From DT Online

Paolozzi's Head of Invention


Though human genius in its various inventions with various instruments may answer the same end, it will never find an invention more beautiful or more simple or direct than nature, because in her inventions nothing is lacking and nothing is superfluous.

Quote by Leonardo da Vinci on the base of Paolozzi's 'Head of Invention' sculpture outside the Design Museum, London.

Ailes battantes Luc Viatour

Biomimicry involves the study of nature to help find solutions to technical problems. Famously, Leonardo da Vinci analysed the anatomy of humans and animals, including how muscular forces are applied the skeleton to make it work (i.e. the beginnings of Biomechanics). His studies of birds for example, led to his well-known plans for several flying machines.

Similar work was later continued by German engineer, Otto Lilienthal, who based on his studies of birds and how they fly, wrote a book on aerodynamics that was published in 1889 which was used by the Wright Brothers as the basis for their designs.

The mathematical biologist D'Arcy Thompson, compares the structural form of the Forth Bridge with the cantilevered skeleton of an ox in his 1917 book 'On Growth and Form' - a book which argues that it is physics and effects of scale which shape animals and plants.

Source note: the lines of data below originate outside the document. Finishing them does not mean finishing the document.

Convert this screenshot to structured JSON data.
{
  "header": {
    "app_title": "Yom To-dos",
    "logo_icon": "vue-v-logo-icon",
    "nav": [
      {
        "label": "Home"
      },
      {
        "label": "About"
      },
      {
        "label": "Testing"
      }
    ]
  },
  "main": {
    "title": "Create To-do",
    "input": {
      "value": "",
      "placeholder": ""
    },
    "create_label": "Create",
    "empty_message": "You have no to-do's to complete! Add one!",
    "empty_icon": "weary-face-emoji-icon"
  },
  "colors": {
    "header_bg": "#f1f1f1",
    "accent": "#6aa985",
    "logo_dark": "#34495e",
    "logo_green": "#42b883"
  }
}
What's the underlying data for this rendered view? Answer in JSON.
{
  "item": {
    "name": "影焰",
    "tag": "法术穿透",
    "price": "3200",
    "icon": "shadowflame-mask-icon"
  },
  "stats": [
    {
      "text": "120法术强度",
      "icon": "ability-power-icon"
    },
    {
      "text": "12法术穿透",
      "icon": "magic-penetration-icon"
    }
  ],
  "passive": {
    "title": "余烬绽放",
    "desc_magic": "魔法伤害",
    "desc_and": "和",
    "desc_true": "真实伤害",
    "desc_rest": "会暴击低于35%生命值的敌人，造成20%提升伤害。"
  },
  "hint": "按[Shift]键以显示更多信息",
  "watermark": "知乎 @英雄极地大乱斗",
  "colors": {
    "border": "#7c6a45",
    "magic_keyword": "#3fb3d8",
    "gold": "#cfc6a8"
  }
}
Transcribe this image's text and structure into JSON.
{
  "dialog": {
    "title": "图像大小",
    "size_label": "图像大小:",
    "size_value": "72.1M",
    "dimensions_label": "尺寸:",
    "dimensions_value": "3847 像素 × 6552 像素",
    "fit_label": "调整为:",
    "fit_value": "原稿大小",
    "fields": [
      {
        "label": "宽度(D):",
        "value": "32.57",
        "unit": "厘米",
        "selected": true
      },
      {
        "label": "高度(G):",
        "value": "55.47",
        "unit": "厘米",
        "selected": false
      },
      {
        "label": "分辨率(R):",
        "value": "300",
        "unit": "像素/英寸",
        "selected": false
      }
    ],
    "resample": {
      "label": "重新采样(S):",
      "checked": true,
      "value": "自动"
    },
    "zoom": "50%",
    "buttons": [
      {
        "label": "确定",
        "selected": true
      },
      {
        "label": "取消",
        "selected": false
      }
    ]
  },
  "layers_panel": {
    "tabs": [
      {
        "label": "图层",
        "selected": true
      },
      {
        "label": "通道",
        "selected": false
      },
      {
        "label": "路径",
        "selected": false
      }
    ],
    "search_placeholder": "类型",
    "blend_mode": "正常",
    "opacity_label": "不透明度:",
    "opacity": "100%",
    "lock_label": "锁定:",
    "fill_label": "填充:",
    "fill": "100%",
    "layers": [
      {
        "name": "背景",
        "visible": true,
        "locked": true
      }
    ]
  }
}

Kurt Rowland in his book 'The Shapes We Need' (from the excellent 'Looking and Seeing' series) showed that bone structures grow to reflect the lines of the forces exerted upon them. It could be argued therefore that Biomimicry is in some ways a form of Reverse Engineering perhaps?


But Biomimicry not only applies to large structures: Velcro was developed as a result of George de Mestral's curiosity as to why seed burrs where sticking to his clothes; suction cups emulate those found on Octopuses and Beetles; the shape of the front of Japan's Shinkansen Bullet Train was inspired by the shape of a Kingfisher’s beak; and various prosthetic limbs or walking and climbing robots, mimic the functions of animal skeletons.